I still don't really consider myself an ex-pat. Though I share some of my wife's interests here in Guatemala I still make my own living predominantly outside the country and haven't felt that reversing out the time I spend in the UK and Guatemala has resulted in such a massive lifestyle change as others who more consciously emigrate or indeed ex-patriate themselves.
Having such a long association with this lovely town and my local relatives by marriage, I also feel a good deal more assimilated when I'm here than other foreign residents I could mention. So call me a tourist if you like...albeit one who spends a bit more time here than most. (You most certainly won't find me calling myself a 'citizen of the world' however. Last time I overheard someone doing that, I thought what a twat! )
What's the difference between an ex-pat and an immigrant, I've had cause to ask myself a few times this year? That an ex-pat generally won't fight for his or her adopted country seems like an obvious one; in fact they generally run for their embassies at the first sign of trouble. (Though, the distinctions are very often more subtle. For example, your average American in Florence will occasionally wander around fantasising about being Italian in a way that can be contrasted with their equivalents over here, who will almost never dream of being Guatemalan.)

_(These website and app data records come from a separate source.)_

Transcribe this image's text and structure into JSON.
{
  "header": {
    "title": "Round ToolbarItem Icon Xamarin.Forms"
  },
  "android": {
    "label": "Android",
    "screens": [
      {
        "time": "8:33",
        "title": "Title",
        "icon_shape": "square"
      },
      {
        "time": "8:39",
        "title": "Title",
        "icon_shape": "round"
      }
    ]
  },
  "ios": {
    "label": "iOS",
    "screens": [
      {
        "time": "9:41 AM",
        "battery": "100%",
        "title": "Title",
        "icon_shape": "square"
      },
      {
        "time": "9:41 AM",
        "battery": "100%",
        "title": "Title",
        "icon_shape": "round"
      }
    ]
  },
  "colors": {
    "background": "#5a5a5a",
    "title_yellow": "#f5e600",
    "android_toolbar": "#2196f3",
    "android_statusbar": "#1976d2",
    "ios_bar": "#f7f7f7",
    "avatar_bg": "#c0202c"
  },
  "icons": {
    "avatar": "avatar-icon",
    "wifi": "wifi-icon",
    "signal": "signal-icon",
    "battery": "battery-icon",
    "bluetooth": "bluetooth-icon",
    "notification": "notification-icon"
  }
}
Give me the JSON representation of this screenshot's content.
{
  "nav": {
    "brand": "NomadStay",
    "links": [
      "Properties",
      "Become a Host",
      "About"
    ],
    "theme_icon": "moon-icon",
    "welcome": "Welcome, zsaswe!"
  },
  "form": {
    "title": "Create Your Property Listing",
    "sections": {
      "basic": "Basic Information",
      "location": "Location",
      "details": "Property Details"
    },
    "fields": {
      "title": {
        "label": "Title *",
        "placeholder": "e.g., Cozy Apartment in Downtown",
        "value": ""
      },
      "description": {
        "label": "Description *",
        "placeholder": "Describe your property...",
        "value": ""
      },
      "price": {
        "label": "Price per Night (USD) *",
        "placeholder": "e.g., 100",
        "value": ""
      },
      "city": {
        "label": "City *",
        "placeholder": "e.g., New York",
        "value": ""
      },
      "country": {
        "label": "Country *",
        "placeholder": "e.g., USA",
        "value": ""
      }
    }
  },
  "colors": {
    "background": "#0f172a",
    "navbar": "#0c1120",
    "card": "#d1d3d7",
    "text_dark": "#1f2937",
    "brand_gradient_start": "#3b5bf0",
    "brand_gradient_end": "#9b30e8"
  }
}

Anyway, 2008 was memorable in that I made good on the decision to spend more time out here and in the way that the departing Bush administration almost took the entire global economy out with them when they fumbled the winding up of Lehman Brothers.
Yet I believe that it is the contents of this year which will stick with me for longer. It's had one grim personal moment in particular, but also plenty of uplifting ones as the general sense of circling the drain eased from the late spring onwards. It has been the year that I finally found my way to Oaxaca and discovered the uncomplicated pleasures of Mazunte.
I then spent a good part of the summer back at the farm in Berkshire and was glad to be around when most needed. I've also felt personally rewarded (and useful) in the various roles I have undertaken for Commetric this year.
V and I have avoided making any major changes to the house over the last twelve months but have stored up a few biggies for Q1 2010. The local cat population has fluctuated, but we're steady on the chuchos.
Meanwhile, my investment in Amazon seven months ago has worked out so well that I don't know how much longer I can continue to deny myself a Kindle. Nevertheless I've rather scaled down my non-fiction reading this year so I've settled on a top 5 rather than a top 10:
1) The Berlin Diaries Of Marie Vasiltchikov — MARIE 'MISSIE' VASILTCHIKOV
2) The Suspicions Of Mr Whicher — KATE SUMMERSCALE
3) Agincourt — JULIET BARKER
4) Henry, Virtuous Prince — DAVID STARKEY
5) D-Day — ANTHONY BEEVOR
The opposite problem applies with my favourite films of 2009, as there were 20+ to which I accorded at least an A grade. Anyway, here — in no particular order — are the twelve I picked for my year-end chart in ultimately undisciplined fashion:
— Tony Manero
— A Perfect Getaway
— Che, Part 1
— The Hurt Locker
— There Will Be Blood
— Vicky Cristina Barcelona
— Gran Torino
— Drag Me to Hell
— The Damned United
— Let the Right One In
There was also a pair of very memorable feature-lenth documentaries:
— Man on Wire
— Encounters at the End of the World
These are all 2008/9 releases. Of the comparative oldies, we also greatly enjoyed...
— The Quiet Family
BTW, one night very soon we're going to be watching The White Ribbon, Haneke's Palm D'Or winner and a movie I suspect might have made it onto this list if we'd seen it in time,.